Users of the band shell in Riverside Park were pleased with an initial concept for a performance platform, but during an informational session on Tuesday that detailed the city’s plans to rehabilitate the structure, they said an acoustic shell would improve the acoustics of the nearly 90-year-old facility.
The city allocated $1.14 million last year to renovate the band shell — originally built in 1930 as a speaker's podium, modified in 1986 and used today for entertainment throughout the warm-weather months — instructing the parks and engineering departments to begin the process for getting the structure up to snuff as soon as possible.
Michael Swinghammer and Clint Rasmussen of River Architects of La Crosse, who have been hired by the city to oversee the design, said their concept pays tribute to the historic nature of the bandstand, maintains its current footprint and adds a ramp for greater accessibility.
“It’s really been an icon for the city for many years and many years to come. It’s a jewel in the park, and we want to make sure that when this building is redone, we want to redo it correctly,” Swinghammer said.
The project also would include electrical work and could include a light or sound systems; however, those plans have yet to be finalized.
Representatives of several outdoor concert and recreation groups — including Moon Tunes, La Crosse Concert Band and La Crosse Jazz Orchestra — were invited to the meeting to share their perspectives.
Abbie Leithold-Gerzema, La Crosse Concert Band board member, said she liked the initial ideas but said more could be done to protect performers from the elements and help direct sound to the audience.
“This looks great. This answers a lot of requests from the La Crosse Concert Band about extending the stage and making it handicapped-accessible, but as a consortium, we really would like some sort of acoustical shell. Even if it’s not a complete roof, it’d have to be acoustical,” Leithold-Gerzema said.
She said she understood that goal could be difficult as the city struggles to preserve the historic elements of the band shell while avoiding a disruption of the floodway to meet state and federal requirements.
Terry Bauer of Valley View Rotary Club, the group that organizes the summer concert series Moon Tunes, said his organization already has been collecting donations to improve the facility.
“From our standpoint — the consortium of users — we wanted to support parks and rec by providing more of a complete band shell, conceptually, and we’re willing to provide some community fundraising to support that,” Bauer said.

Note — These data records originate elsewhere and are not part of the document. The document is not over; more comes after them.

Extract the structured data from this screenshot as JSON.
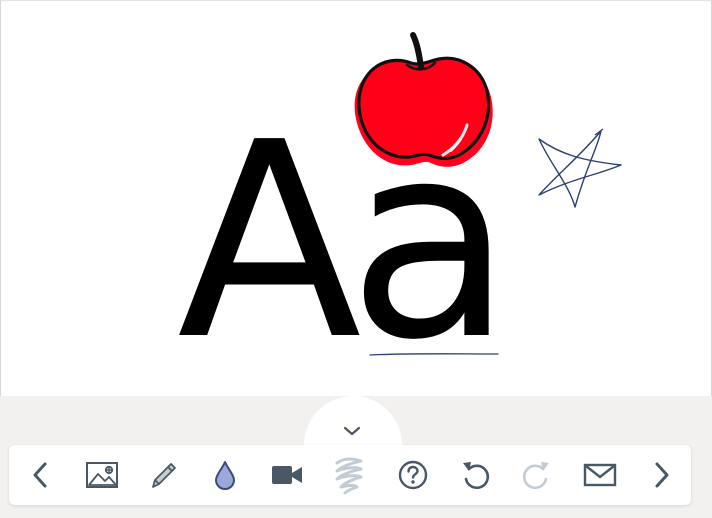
{
  "canvas": {
    "text": "Aa"
  },
  "toolbar": {
    "collapse": "toolbar-collapse",
    "tools": [
      {
        "name": "back",
        "icon": "chevron-left-icon",
        "enabled": true
      },
      {
        "name": "insert-image",
        "icon": "image-add-icon",
        "enabled": true
      },
      {
        "name": "pen",
        "icon": "pencil-icon",
        "enabled": true
      },
      {
        "name": "color",
        "icon": "drop-icon",
        "enabled": true
      },
      {
        "name": "record-video",
        "icon": "video-camera-icon",
        "enabled": true
      },
      {
        "name": "clear",
        "icon": "scribble-eraser-icon",
        "enabled": false
      },
      {
        "name": "help",
        "icon": "help-circle-icon",
        "enabled": true
      },
      {
        "name": "undo",
        "icon": "undo-icon",
        "enabled": true
      },
      {
        "name": "redo",
        "icon": "redo-icon",
        "enabled": false
      },
      {
        "name": "send",
        "icon": "envelope-icon",
        "enabled": true
      },
      {
        "name": "forward",
        "icon": "chevron-right-icon",
        "enabled": true
      }
    ]
  },
  "colors": {
    "icon": "#4a5866",
    "icon_disabled": "#c3ccd4",
    "drop_fill": "#9aa9d9",
    "apple_red": "#ff001f",
    "ink_blue": "#2c3f73",
    "toolbar_bg": "#ffffff",
    "tray_bg": "#f3f1ef"
  }
}
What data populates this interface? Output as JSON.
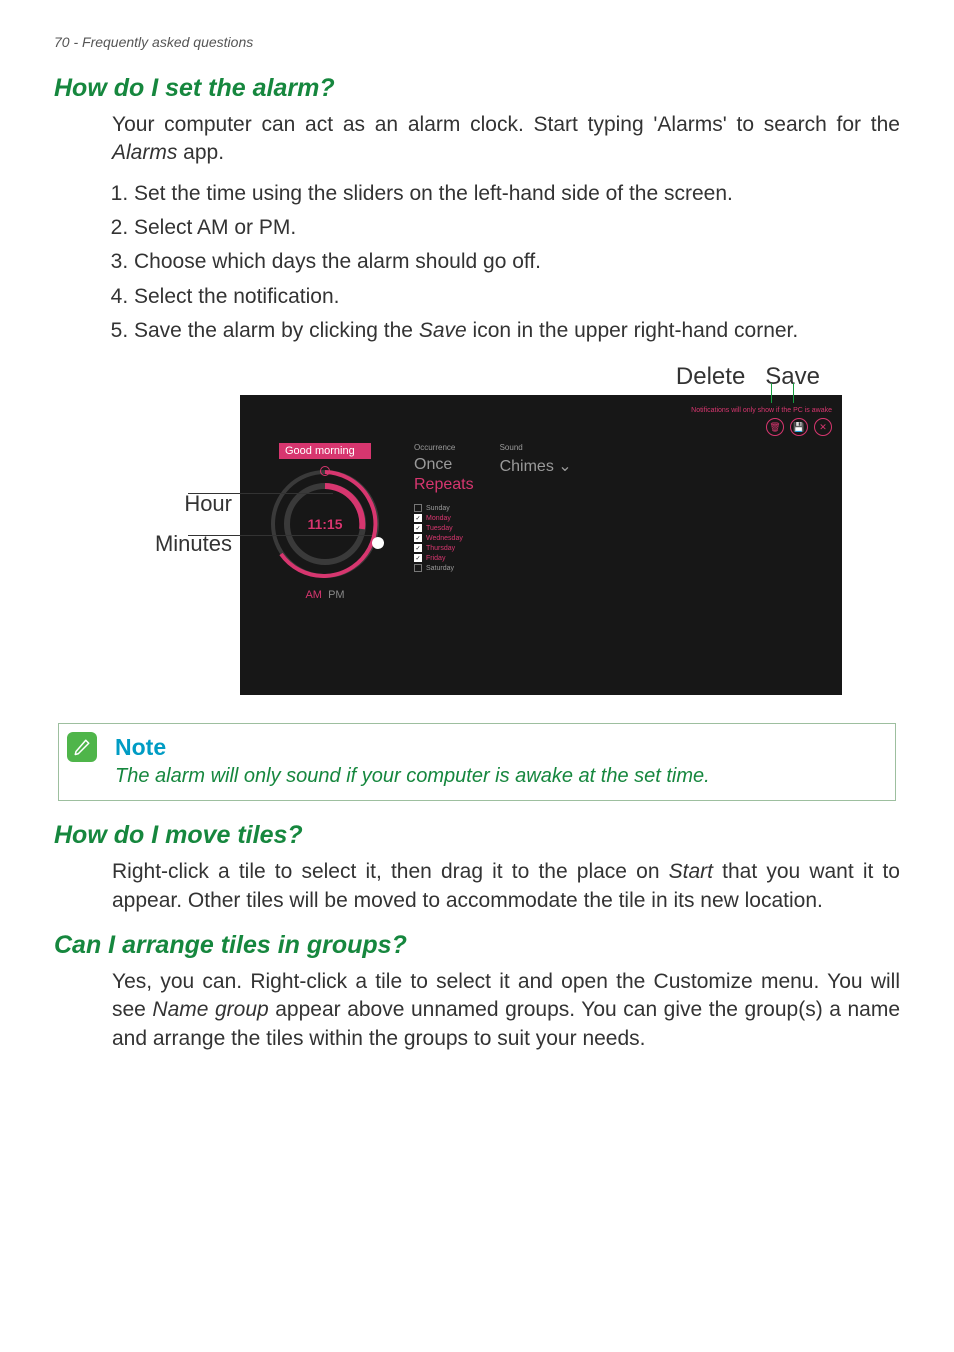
{
  "header": {
    "line": "70 - Frequently asked questions"
  },
  "q1": {
    "title": "How do I set the alarm?",
    "intro_a": "Your computer can act as an alarm clock. Start typing 'Alarms' to search for the ",
    "intro_em": "Alarms",
    "intro_b": " app.",
    "steps": {
      "s1": "Set the time using the sliders on the left-hand side of the screen.",
      "s2": "Select AM or PM.",
      "s3": "Choose which days the alarm should go off.",
      "s4": "Select the notification.",
      "s5a": "Save the alarm by clicking the ",
      "s5em": "Save",
      "s5b": " icon in the upper right-hand corner."
    }
  },
  "figure": {
    "top_labels": {
      "delete": "Delete",
      "save": "Save"
    },
    "left_labels": {
      "hour": "Hour",
      "minutes": "Minutes"
    },
    "alarm": {
      "notif_text": "Notifications will only show if the PC is awake",
      "name": "Good morning",
      "time": "11:15",
      "am": "AM",
      "pm": "PM",
      "occurrence_head": "Occurrence",
      "once": "Once",
      "repeats": "Repeats",
      "days": {
        "sun": {
          "label": "Sunday",
          "checked": false
        },
        "mon": {
          "label": "Monday",
          "checked": true
        },
        "tue": {
          "label": "Tuesday",
          "checked": true
        },
        "wed": {
          "label": "Wednesday",
          "checked": true
        },
        "thu": {
          "label": "Thursday",
          "checked": true
        },
        "fri": {
          "label": "Friday",
          "checked": true
        },
        "sat": {
          "label": "Saturday",
          "checked": false
        }
      },
      "sound_head": "Sound",
      "sound_value": "Chimes ⌄"
    }
  },
  "note": {
    "title": "Note",
    "text": "The alarm will only sound if your computer is awake at the set time."
  },
  "q2": {
    "title": "How do I move tiles?",
    "body_a": "Right-click a tile to select it, then drag it to the place on ",
    "body_em": "Start",
    "body_b": " that you want it to appear. Other tiles will be moved to accommodate the tile in its new location."
  },
  "q3": {
    "title": "Can I arrange tiles in groups?",
    "body_a": "Yes, you can. Right-click a tile to select it and open the Customize menu. You will see ",
    "body_em": "Name group",
    "body_b": " appear above unnamed groups. You can give the group(s) a name and arrange the tiles within the groups to suit your needs."
  }
}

Bauer asked whether the architects could work with city staff and the city’s Heritage Preservation Commission to come up with a concept that he could show to potential donors.
Plans call for work to start in the fall after the final Moon Tunes performance; however, scheduling the project will be a challenge because the park is used nearly year-round between various concerts and festivals and Rotary Lights.
In the meantime, the city’s parks and recreation department will explore options to ensure it's safe to use this year.